* Work order: Your output should be each line from the material below that has the word "Print".

* The data:
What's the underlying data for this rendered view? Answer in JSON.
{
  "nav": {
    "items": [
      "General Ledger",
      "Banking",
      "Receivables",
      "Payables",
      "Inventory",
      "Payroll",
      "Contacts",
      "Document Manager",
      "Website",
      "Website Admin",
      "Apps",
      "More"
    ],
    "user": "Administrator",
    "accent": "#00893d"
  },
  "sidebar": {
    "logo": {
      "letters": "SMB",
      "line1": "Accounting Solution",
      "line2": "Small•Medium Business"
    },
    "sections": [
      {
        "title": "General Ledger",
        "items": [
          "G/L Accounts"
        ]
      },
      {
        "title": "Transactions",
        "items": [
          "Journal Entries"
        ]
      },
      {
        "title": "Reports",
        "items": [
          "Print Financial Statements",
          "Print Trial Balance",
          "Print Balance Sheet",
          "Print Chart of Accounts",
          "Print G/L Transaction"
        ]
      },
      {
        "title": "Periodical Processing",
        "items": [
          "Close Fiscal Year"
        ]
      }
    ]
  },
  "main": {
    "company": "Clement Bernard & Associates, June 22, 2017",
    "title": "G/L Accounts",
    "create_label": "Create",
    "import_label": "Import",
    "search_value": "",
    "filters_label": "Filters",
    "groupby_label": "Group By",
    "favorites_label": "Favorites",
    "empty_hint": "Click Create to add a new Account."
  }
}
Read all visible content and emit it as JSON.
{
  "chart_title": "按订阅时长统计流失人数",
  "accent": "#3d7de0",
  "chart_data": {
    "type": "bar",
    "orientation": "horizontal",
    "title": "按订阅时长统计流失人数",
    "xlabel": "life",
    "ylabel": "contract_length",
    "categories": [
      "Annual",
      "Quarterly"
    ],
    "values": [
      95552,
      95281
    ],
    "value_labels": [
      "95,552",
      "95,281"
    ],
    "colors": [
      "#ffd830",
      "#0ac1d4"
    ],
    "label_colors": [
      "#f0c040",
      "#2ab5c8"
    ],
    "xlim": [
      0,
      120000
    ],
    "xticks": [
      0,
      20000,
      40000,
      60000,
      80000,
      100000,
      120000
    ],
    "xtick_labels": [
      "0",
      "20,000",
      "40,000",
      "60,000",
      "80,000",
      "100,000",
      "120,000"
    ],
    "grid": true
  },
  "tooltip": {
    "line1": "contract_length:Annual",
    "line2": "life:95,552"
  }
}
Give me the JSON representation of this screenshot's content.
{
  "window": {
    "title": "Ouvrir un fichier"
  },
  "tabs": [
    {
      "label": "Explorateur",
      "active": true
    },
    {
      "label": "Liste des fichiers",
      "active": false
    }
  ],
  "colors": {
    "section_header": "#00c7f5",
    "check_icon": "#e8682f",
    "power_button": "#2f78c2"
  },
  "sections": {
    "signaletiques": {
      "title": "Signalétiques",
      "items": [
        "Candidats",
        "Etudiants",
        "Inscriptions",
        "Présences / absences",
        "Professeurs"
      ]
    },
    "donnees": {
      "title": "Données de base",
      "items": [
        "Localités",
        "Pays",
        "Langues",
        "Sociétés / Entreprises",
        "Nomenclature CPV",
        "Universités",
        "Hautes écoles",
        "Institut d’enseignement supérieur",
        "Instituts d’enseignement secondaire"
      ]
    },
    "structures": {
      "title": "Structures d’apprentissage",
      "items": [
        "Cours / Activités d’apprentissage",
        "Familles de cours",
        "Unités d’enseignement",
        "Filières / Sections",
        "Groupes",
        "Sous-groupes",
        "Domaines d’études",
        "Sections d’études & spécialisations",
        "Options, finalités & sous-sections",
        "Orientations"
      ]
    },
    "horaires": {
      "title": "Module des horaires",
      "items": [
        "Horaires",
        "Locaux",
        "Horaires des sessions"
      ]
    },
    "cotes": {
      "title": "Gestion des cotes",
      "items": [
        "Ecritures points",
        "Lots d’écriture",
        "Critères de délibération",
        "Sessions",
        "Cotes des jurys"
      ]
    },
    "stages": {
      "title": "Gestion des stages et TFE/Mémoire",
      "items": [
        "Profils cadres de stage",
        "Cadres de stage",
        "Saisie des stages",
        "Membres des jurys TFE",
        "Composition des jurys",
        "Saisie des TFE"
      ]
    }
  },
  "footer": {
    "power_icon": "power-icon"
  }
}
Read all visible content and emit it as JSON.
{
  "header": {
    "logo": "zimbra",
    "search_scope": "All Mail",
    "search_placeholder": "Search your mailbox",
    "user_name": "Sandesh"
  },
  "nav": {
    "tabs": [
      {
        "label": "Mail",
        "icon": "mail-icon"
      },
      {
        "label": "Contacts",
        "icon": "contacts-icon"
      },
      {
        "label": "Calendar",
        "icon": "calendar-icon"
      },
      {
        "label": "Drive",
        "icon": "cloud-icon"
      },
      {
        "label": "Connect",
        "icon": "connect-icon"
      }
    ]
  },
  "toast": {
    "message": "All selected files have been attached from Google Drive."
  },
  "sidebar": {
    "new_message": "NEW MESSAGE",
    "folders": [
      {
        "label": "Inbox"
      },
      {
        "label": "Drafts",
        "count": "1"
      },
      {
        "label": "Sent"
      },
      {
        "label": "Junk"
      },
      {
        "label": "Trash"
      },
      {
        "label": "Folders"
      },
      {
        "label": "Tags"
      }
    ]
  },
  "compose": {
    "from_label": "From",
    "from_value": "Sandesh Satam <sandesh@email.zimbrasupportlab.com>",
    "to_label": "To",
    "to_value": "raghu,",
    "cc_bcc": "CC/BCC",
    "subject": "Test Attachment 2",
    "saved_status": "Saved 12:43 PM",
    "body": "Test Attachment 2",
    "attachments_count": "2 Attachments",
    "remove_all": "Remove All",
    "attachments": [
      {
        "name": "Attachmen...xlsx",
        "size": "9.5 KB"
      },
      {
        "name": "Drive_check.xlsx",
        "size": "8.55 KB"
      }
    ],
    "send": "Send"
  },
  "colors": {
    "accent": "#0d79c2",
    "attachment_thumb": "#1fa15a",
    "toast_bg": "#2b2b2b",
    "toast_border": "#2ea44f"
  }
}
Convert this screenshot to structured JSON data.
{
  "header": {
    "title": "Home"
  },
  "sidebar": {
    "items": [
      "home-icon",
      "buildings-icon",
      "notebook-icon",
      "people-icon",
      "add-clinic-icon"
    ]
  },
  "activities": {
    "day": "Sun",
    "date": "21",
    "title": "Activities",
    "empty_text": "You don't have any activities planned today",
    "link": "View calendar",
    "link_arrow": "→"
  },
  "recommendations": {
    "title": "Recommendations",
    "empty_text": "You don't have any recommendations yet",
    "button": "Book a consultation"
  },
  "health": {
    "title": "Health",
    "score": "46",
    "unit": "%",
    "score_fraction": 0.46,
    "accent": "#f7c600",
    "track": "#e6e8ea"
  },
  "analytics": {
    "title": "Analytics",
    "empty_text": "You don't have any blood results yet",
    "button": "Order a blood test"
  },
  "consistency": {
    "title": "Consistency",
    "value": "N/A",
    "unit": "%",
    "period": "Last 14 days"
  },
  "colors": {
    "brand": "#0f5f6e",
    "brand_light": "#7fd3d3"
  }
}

* Answer to this exercise:
          "Print Financial Statements",
          "Print Trial Balance",
          "Print Balance Sheet",
          "Print Chart of Accounts",
          "Print G/L Transaction"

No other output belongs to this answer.